Screening can find precancerous polyps— abnormal growths in the colon or rectum—so that they can be removed before they turn into cancer. Early stages of colorectal cancer usually present no symptoms, which instead tend to appear as the cancer progresses. Several screening tests detect colorectal cancer early, when it can be easily and successfully treated by removing polyps (grape-like growths on the wall of the intestine) before they become cancerous.
A colonoscopy is the best screening test available for colorectal cancer and the only screening test that also prevents many colorectal cancers. Here are a few things you should know about this test:
- During a colonoscopy, a gastroenterologist (a doctor specially trained in digestive tract diseases) examines the lining of your entire colon to check for polyps or tumors. If any polyps are found, they can be removed immediately.
- On the day of the colonoscopy, you will receive medication to help you relax. The procedure is painless and most people fall asleep and do not remember much about the test when they wake up.
- The doctor performs a colonoscopy by inserting a long, thin, flexible tube called a colonoscope into your colon through the rectum. The tube has a tiny video camera and light at the end that sends images to a video monitor.
- Before the procedure, you will receive instructions from your doctor on what to eat and how to empty your bowel.
- Both men and women should have a colonoscopy starting at age 50. People at increased risk of colorectal cancer may start earlier, depending on your doctor’s instructions. Your doctor will tell you in how many years you will need another colonoscopy.
If you are unable to have a colonoscopy, your doctor can give you information about the following tests and how often they should be performed:
- Double contrast barium enema
- Virtual colonoscopy (CT colonoscopy)
- Fecal occult blood test
- DNA stool tests
You should note that these tests are not as thorough as a colonoscopy.

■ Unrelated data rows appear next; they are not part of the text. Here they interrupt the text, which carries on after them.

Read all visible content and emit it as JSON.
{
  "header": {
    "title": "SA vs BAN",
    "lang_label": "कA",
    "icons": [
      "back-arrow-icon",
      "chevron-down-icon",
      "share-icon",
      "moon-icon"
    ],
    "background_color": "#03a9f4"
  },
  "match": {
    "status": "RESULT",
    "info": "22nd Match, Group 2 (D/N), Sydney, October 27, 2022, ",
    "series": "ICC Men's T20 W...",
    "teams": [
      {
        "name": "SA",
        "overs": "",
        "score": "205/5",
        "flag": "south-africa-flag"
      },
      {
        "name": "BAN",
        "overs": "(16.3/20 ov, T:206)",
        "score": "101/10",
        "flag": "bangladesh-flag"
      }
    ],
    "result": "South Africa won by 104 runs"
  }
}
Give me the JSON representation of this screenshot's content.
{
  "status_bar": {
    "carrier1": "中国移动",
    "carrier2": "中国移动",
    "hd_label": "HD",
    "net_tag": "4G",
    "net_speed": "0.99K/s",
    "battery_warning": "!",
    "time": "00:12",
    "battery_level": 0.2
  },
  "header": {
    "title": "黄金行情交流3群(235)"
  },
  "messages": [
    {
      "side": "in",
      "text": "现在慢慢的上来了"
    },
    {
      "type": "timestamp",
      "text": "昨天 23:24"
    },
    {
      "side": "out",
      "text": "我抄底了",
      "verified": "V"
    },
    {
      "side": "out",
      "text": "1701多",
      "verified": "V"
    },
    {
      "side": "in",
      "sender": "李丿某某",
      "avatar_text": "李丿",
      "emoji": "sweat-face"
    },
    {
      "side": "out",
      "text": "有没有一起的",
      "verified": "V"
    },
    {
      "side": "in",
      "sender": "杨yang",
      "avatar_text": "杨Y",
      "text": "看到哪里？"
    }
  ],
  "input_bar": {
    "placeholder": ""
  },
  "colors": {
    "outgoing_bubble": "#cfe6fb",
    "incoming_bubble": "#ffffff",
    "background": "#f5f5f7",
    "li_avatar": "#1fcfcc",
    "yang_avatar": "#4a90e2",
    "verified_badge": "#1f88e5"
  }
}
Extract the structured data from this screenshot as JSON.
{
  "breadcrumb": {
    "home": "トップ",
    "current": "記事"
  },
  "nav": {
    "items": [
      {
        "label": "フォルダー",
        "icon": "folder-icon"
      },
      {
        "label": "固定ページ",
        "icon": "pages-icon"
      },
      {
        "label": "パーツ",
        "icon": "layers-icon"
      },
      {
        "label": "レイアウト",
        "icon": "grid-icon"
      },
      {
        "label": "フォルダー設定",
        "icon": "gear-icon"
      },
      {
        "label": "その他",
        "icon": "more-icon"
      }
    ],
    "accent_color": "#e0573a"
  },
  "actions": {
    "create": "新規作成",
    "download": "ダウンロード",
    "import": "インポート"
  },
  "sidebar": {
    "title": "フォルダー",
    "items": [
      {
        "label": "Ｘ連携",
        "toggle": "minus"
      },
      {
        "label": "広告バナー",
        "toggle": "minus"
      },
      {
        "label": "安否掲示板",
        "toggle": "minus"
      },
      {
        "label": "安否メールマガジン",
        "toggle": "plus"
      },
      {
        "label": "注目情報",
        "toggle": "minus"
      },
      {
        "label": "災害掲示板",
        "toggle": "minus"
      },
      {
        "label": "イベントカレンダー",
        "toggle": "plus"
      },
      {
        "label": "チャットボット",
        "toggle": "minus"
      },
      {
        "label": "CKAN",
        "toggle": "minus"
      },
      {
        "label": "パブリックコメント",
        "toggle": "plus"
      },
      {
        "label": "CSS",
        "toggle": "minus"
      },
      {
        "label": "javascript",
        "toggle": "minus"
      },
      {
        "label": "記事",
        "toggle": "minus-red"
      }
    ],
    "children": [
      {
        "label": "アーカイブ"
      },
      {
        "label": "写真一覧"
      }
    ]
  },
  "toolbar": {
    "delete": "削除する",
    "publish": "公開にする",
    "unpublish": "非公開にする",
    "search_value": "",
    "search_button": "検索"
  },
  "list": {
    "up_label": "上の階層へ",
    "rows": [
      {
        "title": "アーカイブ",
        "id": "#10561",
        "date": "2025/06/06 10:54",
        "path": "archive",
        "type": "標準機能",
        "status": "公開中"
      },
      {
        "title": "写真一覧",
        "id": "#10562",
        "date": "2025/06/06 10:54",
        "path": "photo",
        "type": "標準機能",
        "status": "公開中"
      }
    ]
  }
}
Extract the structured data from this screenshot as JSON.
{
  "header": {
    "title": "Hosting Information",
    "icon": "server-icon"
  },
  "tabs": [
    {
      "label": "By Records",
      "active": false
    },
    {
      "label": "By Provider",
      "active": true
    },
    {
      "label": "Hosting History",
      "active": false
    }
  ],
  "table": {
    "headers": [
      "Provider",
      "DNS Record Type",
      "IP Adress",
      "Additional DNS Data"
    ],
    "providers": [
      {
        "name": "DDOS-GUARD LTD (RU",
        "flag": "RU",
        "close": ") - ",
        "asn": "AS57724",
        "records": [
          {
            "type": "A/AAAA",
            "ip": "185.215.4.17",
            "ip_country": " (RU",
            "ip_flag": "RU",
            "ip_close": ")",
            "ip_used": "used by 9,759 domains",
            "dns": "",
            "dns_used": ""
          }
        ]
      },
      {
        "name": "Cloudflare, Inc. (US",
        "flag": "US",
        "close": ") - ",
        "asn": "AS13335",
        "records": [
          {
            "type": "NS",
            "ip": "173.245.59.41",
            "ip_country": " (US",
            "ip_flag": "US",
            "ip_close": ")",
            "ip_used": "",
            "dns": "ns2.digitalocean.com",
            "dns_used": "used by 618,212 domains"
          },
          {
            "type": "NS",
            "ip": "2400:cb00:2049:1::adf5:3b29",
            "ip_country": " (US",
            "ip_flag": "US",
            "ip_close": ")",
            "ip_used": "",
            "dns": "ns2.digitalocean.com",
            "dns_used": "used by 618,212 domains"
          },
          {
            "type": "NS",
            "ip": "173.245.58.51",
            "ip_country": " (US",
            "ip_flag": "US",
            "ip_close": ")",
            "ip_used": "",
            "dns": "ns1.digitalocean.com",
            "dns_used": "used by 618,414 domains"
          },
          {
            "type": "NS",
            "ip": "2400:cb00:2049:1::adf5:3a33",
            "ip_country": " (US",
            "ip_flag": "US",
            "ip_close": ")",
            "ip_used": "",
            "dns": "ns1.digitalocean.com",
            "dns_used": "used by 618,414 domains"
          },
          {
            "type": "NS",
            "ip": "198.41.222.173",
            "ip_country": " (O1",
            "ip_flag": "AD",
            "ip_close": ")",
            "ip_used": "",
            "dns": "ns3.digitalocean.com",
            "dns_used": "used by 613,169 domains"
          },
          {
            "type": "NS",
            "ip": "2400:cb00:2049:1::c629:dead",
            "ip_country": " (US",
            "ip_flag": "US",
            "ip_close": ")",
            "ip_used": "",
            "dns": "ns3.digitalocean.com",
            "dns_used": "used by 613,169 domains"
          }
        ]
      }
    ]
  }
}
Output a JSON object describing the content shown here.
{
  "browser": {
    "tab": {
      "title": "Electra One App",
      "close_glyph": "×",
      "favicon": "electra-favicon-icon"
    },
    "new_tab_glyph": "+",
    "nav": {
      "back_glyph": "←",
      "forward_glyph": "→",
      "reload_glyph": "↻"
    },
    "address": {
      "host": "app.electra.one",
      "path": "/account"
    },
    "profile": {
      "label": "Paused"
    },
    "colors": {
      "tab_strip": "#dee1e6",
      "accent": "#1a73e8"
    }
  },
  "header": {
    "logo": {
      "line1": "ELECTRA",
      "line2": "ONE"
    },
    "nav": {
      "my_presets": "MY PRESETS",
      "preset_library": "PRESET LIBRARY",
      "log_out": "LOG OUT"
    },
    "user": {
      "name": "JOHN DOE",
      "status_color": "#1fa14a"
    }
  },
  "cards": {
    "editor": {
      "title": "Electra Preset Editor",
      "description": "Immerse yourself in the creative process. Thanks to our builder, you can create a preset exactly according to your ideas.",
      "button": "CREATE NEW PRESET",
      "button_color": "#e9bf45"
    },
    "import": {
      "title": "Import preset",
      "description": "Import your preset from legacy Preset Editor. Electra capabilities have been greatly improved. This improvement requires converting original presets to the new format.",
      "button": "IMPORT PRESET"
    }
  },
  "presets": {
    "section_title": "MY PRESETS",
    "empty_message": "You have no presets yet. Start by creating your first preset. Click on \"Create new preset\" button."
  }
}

If polyps or tumors are suspected based on these tests, you will still need to have a colonoscopy.
“Am I at risk for getting colorectal cancer?”
Certain family history and lifestyle factors can increase your risk for colorectal cancer:
Age — Colorectal cancer is more common in people over the age of 50.
Personal and family history — People who have a parent, sibling or child with colorectal cancer are at a higher risk of developing it themselves, especially if the family member was diagnosed before the age of 60. People who have had colorectal cancer are at higher risk of another colorectal cancer.
Race — African-American men and women are at higher risk. The reasons for this are not fully understood.
Jews of eastern European descent — About 6% of American Jews who are of eastern European descent have DNA changes that increase their risk of colorectal cancer.
Inflammatory bowel disease (IBD) — IBD, which includes ulcerative colitis and Crohn’s disease, puts you at a higher risk of developing colorectal cancer.
Lifestyle — Being overweight, having an inactive lifestyle, a diet high in red meat and processed meat, smoking, and heavy alcohol use can increase your risk of colorectal cancer.
“What are the symptoms of colorectal cancer?”
Any of the following symptoms should be checked out by your doctor. Although they occur in people who have colorectal cancer, they can also be caused by a number of other treatable conditions:
- A change in bowel habits that lasts more than a few weeks
- A feeling of having to have a bowel movement that doesn’t go away even after doing so
- Rectal bleeding, dark stools, or blood in the stool
- Stomach discomfort, including bloating or steady abdominal pain
- Unexplained weakness or fatigue
- Unexplained weight loss
If you’re 50 or older and have not had a colonoscopy, this month is a great time to schedule one here at Community Health Connections. If you’re over 50 and haven’t had a colonoscopy in 10 or more years, it’s time to schedule another one. Contact us today for more information and to schedule your appointment.